MFA in Photography, 2012

Conversation with Alvina Wang

After a successful opening reception at AAU’s 625 Sutter Gallery, we had the opportunity to sit down and ask Alvina a few questions about her life growing up outside of the U.S., her work, and any advice she would give to new photographers.

What was it like growing up in Taipei?

Growing up in Taipei is like growing up in New York combined with San Francisco…but with a slower pace.  I’d go out with my friends almost every week.  We’d go out to shows and galleries, we were updated a lot. I think it’s a very artistic city.

Do you come from a family of artists?

Not exactly.  Both of my parents are teachers.  My dad is a PE teacher, but he used to be a professional Judo [athlete].  My mom is a mathematics teacher. My mom and my grandpa like photography.  When I was young, my grandfather had a darkroom…which I don’t really remember much…but I think some of [my inspiration] comes from that.

What was it like transitioning into Western culture?  Are those experiences captured in your work?

I had been living in Taipei for 24 years… almost all of my student life.  One of [my] strongest experience was when I first moved [to San Francisco] in 2006.  For the first year I was living here I would joke that it felt like living in the ocean.  I can’t get along here, and I didn’t know what to do here, but I couldn’t go back.  I sometimes didn’t feel like an adult, that I had to rely on other people. Not knowing how to do things [here] was frustrating.  It was a struggle.  I had a very bad period of time where I was depressed, and I wanted to show that in the way I was shooting.

Alibi L. is a series of long exposures with a woman— you, existing in and dematerializing out of a single space simultaneously.  Can you explain a little bit about your process?

For developing Alibi L., I started shooting with another series.  It has a similar concept, but it is a totally different approach.  The old pictures were self-portraiture, clear figured but partial…like hands or feet or my back.  After I dealt with that series I’m thinking…what I can do to change it?  How can I present more of a dreamy look?  How can I show it more emotionally?  Back then it was very literal.  It was very dark.

Alibi L. is not as literal as my last show.  I see back to where I was, and I can see my growth…and it’s really cool.  It was very funny; the first concept image came out when I was in class!  All of a sudden I was like, “I want to do this!”  The first shot is the one in the window [of me] holding the jar.  That’s how the whole thing started.
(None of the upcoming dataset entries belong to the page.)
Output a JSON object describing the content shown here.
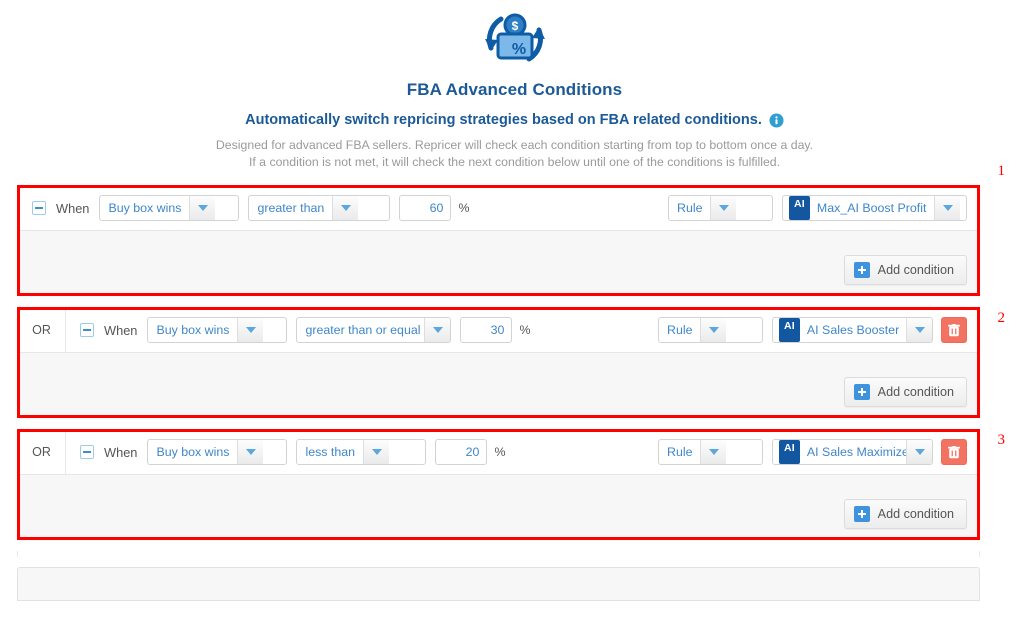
{
  "header": {
    "icon_name": "fba-repricing-icon",
    "title": "FBA Advanced Conditions",
    "subtitle": "Automatically switch repricing strategies based on FBA related conditions.",
    "info_icon": "info-icon",
    "description_line1": "Designed for advanced FBA sellers. Repricer will check each condition starting from top to bottom once a day.",
    "description_line2": "If a condition is not met, it will check the next condition below until one of the conditions is fulfilled."
  },
  "labels": {
    "when": "When",
    "or": "OR",
    "percent": "%",
    "ai_badge": "AI",
    "add_condition": "Add condition"
  },
  "conditions": [
    {
      "annotation": "1",
      "operator_prefix": "",
      "metric": "Buy box wins",
      "comparator": "greater than",
      "value": "60",
      "unit": "%",
      "action_type": "Rule",
      "strategy": "Max_AI Boost Profit",
      "has_delete": false,
      "add_label": "Add condition"
    },
    {
      "annotation": "2",
      "operator_prefix": "OR",
      "metric": "Buy box wins",
      "comparator": "greater than or equal to",
      "value": "30",
      "unit": "%",
      "action_type": "Rule",
      "strategy": "AI Sales Booster",
      "has_delete": true,
      "add_label": "Add condition"
    },
    {
      "annotation": "3",
      "operator_prefix": "OR",
      "metric": "Buy box wins",
      "comparator": "less than",
      "value": "20",
      "unit": "%",
      "action_type": "Rule",
      "strategy": "AI Sales Maximizer...",
      "has_delete": true,
      "add_label": "Add condition"
    }
  ],
  "colors": {
    "brand_blue": "#1b5a96",
    "link_blue": "#3f87c9",
    "ai_badge_blue": "#1257a0",
    "annotation_red": "#fd0000",
    "delete_red": "#f37362",
    "muted_text": "#9a9a9a"
  }
}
On average, long does it take to complete an image?

It takes about three days to finish a shot.

What advice would you give to someone just starting to love photography?

Pay attention to each moment.  See the details in your life and find out what you treasure.

Alibi L. will be on exhibit through December 1st at 625 Sutter Gallery.